An example of personal lending fraud would be a lender who requires advance payment from the borrower and then disappears after the advance payment is made. Borrowers can avoid situations like this by remembering that it is a violation of Federal Trade Commission rules for lenders to require that fees be paid in advance of personal loans being lent.

The following are some additional red flags that prospective borrowers should keep an eye out for.

  • Borrowers should avoid accepting any personal loans that are offered from unsolicited phone calls, letters, or e-mails.
  • Revealing personal information to an inquiring lender over the phone or through email can leave a prospective borrower vulnerable to identity theft.
  • It is incredibly suspicious for a lender to ask prospective borrowers to send money via Western Union or MoneyGram since these options leave very little recourse for borrowers to get their funds back in the event a fraudster flees.
  • Watch out for the charging of exorbitant fees for applying or processing applications. Prospective borrowers with bad credit scores are especially vulnerable to personal lending fraud since lenders may try to manipulate their desperation for loans and their limited options.
  • Scamming lenders often advertise a willingness to accept any borrower with minimal to no paperwork.
  • Borrowers asked by a personal loans lender to lie about income, employment status, credit scores, or expenses and other qualifying information should be avoided at all costs.

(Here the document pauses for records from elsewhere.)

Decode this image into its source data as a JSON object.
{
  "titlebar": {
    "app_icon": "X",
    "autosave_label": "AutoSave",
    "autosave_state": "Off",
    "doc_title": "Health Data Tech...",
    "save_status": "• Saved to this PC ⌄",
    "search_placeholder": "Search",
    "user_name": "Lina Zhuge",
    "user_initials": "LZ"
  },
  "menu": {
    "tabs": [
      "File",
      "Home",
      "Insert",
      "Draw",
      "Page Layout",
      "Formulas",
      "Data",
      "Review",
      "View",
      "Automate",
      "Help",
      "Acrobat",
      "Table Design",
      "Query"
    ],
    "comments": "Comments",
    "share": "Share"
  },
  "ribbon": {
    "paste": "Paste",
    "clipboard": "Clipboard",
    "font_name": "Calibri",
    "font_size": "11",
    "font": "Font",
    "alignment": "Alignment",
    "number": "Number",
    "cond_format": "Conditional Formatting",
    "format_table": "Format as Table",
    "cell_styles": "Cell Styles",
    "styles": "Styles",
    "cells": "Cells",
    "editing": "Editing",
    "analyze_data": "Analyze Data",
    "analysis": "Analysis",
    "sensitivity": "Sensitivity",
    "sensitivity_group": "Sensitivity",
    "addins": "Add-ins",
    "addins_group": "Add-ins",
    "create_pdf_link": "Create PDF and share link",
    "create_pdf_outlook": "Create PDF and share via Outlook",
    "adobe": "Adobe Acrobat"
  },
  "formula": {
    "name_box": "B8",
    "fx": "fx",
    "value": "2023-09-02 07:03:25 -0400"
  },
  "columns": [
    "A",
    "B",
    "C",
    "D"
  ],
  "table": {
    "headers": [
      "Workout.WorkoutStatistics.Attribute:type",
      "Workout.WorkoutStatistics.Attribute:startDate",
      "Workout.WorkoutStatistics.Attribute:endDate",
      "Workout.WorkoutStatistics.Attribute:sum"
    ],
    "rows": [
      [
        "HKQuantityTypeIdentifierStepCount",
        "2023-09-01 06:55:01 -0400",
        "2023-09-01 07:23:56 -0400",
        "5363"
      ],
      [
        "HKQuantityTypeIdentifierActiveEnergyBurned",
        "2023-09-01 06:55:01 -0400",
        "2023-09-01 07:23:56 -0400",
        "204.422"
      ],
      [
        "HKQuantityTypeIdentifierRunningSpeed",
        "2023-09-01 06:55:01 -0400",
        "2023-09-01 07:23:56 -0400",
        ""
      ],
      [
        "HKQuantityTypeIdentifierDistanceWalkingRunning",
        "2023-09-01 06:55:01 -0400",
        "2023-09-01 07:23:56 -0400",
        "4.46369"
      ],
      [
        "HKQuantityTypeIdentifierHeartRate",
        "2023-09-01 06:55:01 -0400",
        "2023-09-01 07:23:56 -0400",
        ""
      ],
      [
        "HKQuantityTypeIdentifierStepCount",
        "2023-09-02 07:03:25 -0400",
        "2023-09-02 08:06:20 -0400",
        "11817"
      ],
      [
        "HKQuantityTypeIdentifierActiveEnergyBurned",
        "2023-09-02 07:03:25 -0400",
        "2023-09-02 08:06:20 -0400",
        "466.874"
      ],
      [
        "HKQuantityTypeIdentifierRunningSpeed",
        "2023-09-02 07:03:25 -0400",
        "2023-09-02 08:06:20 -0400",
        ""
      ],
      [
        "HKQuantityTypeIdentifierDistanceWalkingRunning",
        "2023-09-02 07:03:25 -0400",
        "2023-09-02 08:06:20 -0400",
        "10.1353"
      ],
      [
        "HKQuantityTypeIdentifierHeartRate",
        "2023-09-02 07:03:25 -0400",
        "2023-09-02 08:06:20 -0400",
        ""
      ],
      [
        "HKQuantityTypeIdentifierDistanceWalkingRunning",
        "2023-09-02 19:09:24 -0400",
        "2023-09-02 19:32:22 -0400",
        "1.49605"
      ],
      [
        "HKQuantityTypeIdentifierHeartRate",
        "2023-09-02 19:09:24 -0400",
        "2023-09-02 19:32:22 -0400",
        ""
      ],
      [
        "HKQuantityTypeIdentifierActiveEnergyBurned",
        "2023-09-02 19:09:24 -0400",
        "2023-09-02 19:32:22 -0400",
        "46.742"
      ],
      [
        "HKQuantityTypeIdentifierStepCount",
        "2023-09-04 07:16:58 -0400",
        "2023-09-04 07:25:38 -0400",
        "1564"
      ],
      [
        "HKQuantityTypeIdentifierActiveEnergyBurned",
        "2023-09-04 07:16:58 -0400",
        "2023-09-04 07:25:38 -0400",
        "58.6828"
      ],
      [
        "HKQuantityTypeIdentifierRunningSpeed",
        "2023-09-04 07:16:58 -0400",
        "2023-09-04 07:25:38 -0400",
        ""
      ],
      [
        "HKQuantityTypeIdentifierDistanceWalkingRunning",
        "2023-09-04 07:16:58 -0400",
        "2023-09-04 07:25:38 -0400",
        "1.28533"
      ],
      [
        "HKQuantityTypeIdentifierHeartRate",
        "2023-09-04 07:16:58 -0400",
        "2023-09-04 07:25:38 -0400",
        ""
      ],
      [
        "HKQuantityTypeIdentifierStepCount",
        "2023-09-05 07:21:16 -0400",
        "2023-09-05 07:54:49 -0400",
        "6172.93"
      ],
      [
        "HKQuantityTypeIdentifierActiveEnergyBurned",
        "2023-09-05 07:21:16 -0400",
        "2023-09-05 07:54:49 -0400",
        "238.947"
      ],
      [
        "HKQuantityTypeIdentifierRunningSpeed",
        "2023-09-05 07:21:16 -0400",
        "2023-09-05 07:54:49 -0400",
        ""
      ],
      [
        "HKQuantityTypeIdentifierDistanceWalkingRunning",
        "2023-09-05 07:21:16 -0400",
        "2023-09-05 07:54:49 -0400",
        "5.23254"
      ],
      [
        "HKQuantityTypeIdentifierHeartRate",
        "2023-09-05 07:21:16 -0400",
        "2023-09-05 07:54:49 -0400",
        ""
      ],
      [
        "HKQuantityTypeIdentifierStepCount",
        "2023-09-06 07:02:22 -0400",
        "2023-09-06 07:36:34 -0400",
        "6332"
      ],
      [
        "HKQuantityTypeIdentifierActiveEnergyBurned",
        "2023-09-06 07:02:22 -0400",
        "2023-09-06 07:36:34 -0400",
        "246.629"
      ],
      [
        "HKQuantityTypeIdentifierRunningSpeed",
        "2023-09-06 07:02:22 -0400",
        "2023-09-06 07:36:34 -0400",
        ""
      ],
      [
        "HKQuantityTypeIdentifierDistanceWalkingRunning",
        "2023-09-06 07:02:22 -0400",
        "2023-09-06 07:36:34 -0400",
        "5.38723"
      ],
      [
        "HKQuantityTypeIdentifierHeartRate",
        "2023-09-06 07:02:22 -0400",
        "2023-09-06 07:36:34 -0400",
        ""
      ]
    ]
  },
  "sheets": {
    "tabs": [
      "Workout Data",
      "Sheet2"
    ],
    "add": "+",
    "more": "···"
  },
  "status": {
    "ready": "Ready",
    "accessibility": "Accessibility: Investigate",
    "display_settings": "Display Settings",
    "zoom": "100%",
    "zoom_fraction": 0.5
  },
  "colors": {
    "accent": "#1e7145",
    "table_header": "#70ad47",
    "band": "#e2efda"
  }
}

Thanks to the ease of creating websites as well as internet anonymity, more fraudsters are preying on borrowers online than ever before.

Borrowers who think they may have been victims of personal lending fraud can file a complaint with the FBI’s and NW3C’s Internet Crime Complaint Center.

Despite these risks, however, prospective borrowers should not be afraid to seek personal loans that can help them purchase what they want or need. Using trusted and credible sources makes it easier than ever to obtain a personal lending quote so prospective borrowers can know and consider their options before proceeding to any formal application.